In her first industry-facing event since departing Bank of America Merrill Lynch, Sallie Krawcheck took to the stage of the annual SIFMA conference to discuss the state of wealth management and much more.

There are still real risks and challenges for the wealth management industry, Krawcheck told television talk show host Charlie Rose who interviewed her before the SIFMA audience.

“Clients continue to like, trust and admire their financial advisors,” said the former head of global wealth management at BofA Merrill Lynch. In fact, client trust with their advisors has returned to the levels they were at before the financial crisis of 2008, she added. And the percentage of advisors losing clients remains in the low single-digits for any given year, she said.

The problem is that clients were disappointed with the advisors’ financial institutions, Krawcheck said. She criticized the industry for focusing only on market returns and not talking about planning, asset allocation and liquidity management. She pointed out those existing clients -- when polled -- are seeking advisors who help them plan for the future and return their phone calls. “They don’t feel like they’re being heard,” she said.

However, there are specific groups that are being underserved by the wealth management industry, specifically women and the younger generation. “Our industry does not do a great job for women” and it is not seen as appropriate for the next generation, Krawcheck said. Today, the average age of a client is approximately 63 years old, she said. Young, potential customers are being scared off by the headlines that trumpet the volatility of the markets and the Wall Street scandals that have dampened their trust.

Rose asked Krawcheck about her career as both a woman and as one of the top-ranking executives in the financial services industry. She recounted how she recently visited Harvard University to speak to a group of female undergraduate business majors there. “I kept wanting to say I’m sorry,” she said.

She thought that in 25 years there would have been more progress but women appear to be stuck at 15% of senior management and 15% of corporate boards on Wall Street and as much as only 16% to 18% of women financial advisors. 

She noted that some of the reasons are biological with women giving up some career advancement when they take time off to have children.
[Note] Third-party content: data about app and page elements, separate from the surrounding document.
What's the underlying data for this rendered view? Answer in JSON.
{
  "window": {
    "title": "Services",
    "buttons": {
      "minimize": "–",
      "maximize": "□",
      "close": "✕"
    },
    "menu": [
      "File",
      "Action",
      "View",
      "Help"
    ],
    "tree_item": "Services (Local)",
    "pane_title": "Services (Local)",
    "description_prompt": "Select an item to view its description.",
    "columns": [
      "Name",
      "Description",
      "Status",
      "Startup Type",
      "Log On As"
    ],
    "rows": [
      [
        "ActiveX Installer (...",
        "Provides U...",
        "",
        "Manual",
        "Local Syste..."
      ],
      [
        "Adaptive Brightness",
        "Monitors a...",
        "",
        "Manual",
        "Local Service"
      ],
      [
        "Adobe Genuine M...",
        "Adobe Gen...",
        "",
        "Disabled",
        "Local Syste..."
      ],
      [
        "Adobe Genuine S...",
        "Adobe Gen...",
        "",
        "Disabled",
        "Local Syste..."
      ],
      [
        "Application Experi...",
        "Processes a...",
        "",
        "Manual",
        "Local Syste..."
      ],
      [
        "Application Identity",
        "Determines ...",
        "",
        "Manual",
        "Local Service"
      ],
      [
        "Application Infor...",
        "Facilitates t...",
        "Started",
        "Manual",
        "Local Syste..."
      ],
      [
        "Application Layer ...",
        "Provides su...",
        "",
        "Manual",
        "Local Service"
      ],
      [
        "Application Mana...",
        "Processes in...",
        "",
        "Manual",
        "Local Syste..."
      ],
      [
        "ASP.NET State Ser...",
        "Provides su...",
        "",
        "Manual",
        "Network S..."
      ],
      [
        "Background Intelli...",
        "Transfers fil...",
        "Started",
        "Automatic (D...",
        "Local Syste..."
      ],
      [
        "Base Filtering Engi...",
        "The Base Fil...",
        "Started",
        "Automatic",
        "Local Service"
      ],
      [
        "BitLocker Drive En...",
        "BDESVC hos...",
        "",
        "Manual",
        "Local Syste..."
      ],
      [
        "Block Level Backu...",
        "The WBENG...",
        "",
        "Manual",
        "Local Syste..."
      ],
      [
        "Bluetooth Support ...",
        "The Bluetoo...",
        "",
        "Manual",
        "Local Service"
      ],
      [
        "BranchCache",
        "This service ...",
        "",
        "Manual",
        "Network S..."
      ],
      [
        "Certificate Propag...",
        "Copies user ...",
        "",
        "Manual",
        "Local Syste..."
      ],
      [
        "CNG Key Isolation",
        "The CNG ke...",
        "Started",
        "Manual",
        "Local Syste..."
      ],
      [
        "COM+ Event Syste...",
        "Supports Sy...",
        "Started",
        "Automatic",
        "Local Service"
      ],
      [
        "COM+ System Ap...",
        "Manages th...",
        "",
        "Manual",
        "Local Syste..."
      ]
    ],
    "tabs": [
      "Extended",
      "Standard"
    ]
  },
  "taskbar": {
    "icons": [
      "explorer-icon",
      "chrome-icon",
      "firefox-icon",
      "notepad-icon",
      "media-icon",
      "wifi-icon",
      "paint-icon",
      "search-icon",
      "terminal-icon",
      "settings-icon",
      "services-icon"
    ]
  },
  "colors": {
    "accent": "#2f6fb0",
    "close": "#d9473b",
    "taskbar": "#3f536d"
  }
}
But she also noted: “We on Wall Street have had a culture of crisis.” And that leads companies to choose people with the same viewpoints, “rather than having a diverse team.” she said. “I’m not talking about gender or color.” Instead, she pointed to “a broad range of perspectives” in other business disciplines.